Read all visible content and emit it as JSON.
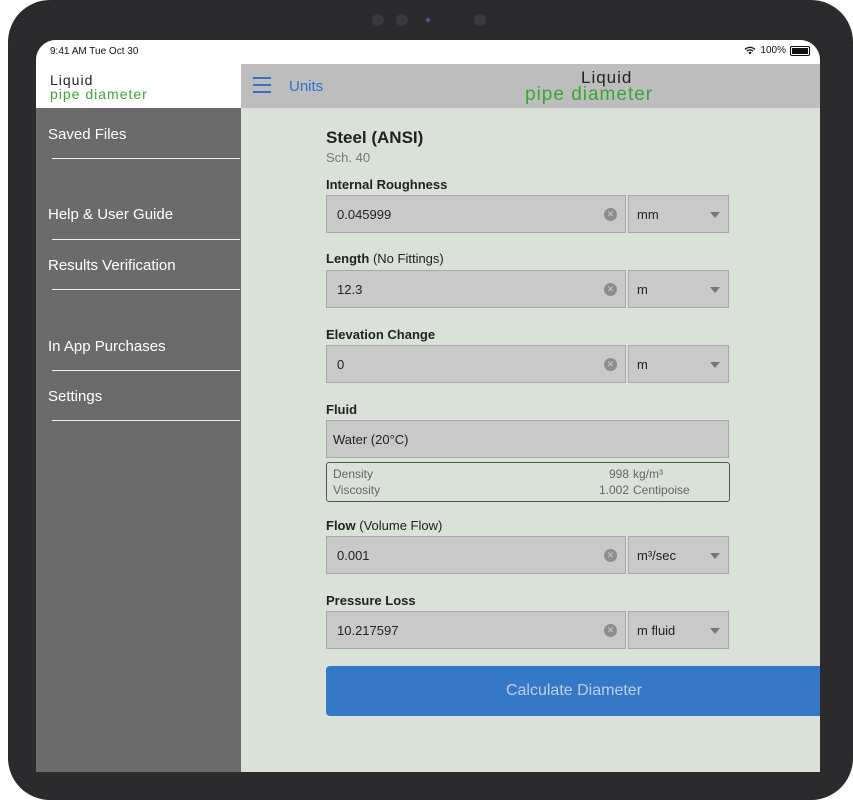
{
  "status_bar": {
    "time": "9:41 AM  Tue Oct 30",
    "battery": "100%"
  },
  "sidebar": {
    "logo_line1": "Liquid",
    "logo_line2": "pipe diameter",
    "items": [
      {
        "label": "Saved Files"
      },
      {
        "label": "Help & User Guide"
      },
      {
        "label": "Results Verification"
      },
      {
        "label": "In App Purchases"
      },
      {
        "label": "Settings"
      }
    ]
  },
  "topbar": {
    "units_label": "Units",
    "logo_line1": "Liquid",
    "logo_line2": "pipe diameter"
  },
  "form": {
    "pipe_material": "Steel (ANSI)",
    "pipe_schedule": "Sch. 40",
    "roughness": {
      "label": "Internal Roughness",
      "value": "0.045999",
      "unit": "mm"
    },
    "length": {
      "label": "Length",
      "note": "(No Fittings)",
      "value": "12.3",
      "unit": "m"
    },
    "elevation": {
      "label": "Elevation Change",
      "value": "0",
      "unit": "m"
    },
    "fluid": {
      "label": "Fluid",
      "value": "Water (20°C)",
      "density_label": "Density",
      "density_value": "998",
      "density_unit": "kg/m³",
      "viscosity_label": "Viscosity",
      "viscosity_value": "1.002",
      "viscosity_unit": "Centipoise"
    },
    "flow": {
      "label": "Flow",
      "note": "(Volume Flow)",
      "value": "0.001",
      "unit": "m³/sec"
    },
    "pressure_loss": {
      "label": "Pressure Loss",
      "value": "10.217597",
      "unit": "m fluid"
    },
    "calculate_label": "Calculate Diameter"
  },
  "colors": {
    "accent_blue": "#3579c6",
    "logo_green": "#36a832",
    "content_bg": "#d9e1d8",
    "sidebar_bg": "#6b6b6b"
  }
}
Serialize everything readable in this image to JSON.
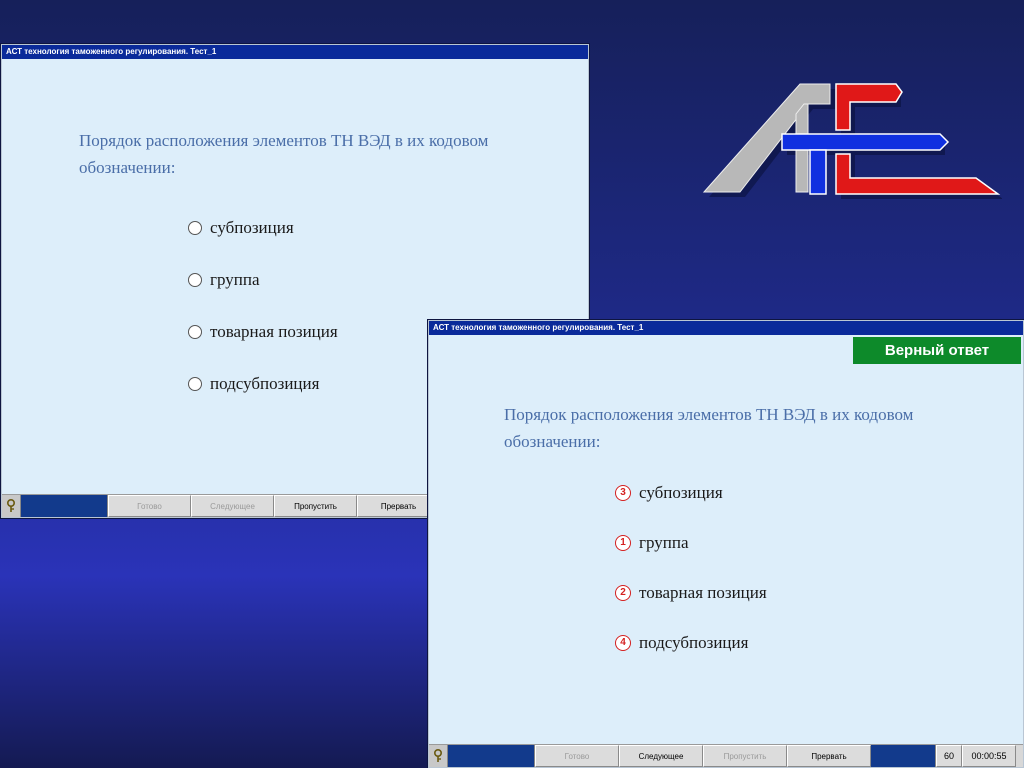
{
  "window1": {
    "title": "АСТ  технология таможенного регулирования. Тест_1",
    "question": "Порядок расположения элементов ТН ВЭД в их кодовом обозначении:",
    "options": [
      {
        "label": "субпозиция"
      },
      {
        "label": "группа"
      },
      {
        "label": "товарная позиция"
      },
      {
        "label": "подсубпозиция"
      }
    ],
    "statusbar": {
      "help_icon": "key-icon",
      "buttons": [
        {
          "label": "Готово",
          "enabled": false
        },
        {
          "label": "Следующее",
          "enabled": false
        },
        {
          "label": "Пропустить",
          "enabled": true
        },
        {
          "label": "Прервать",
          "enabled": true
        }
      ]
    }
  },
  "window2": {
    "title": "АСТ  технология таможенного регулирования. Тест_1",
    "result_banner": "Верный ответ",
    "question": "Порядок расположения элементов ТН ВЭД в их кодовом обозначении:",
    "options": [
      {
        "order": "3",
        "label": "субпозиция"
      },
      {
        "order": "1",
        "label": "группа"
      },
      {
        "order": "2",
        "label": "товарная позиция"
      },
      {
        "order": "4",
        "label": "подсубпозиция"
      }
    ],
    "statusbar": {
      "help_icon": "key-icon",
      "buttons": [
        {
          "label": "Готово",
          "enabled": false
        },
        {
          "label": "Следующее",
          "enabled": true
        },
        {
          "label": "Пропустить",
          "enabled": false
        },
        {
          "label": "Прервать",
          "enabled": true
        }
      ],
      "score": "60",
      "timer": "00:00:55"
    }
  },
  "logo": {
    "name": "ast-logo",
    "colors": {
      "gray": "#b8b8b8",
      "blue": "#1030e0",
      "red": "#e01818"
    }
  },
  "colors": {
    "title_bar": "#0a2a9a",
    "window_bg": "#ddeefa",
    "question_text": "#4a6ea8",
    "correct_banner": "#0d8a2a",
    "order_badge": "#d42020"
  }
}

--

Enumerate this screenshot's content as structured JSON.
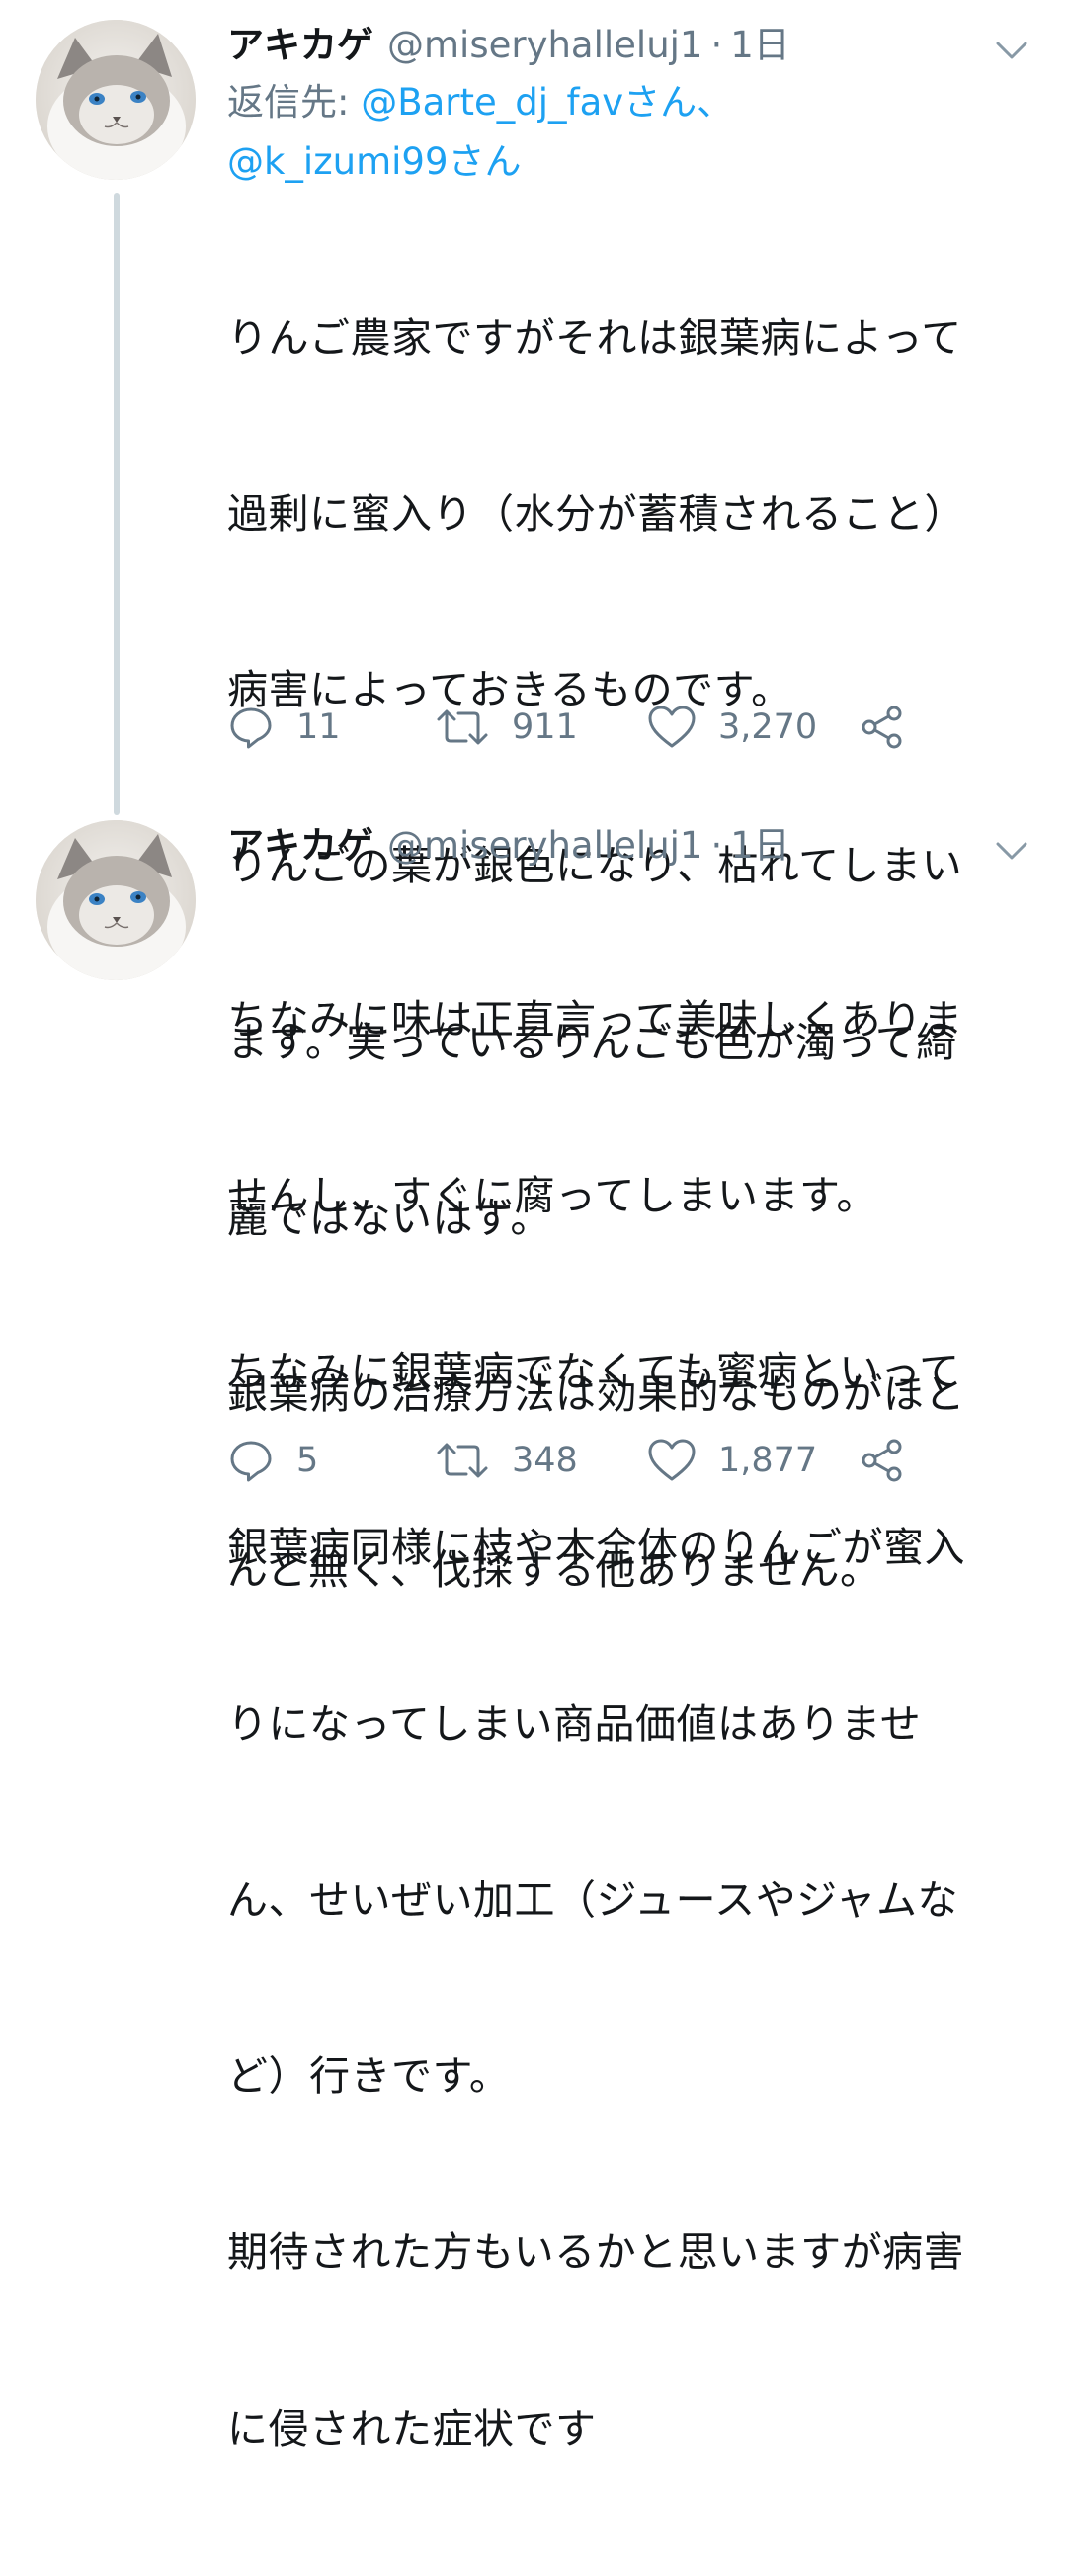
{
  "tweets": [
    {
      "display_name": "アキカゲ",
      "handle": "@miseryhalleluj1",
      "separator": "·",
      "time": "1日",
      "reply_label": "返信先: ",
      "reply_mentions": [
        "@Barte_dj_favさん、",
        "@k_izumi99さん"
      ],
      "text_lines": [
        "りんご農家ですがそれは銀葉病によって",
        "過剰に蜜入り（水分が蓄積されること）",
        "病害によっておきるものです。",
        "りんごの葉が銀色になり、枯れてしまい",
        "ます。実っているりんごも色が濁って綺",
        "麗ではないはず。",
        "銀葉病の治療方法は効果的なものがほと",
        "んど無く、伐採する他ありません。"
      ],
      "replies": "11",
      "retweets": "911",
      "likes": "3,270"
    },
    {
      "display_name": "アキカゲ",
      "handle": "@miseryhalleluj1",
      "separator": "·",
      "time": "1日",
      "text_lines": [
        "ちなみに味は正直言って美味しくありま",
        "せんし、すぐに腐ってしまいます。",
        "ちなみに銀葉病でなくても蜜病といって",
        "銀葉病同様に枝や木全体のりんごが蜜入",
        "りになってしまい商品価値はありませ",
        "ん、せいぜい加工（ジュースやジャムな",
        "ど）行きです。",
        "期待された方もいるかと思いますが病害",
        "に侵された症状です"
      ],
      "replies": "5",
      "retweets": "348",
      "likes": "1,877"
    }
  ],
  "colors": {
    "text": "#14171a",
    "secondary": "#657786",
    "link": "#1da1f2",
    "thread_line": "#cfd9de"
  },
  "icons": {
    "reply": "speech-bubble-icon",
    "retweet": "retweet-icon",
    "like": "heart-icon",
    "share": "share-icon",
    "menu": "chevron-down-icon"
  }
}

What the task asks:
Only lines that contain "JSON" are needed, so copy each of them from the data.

Response below:
Read all visible content and emit it as JSON.
Serialize everything readable in this image to JSON.
Enumerate this screenshot's content as structured JSON.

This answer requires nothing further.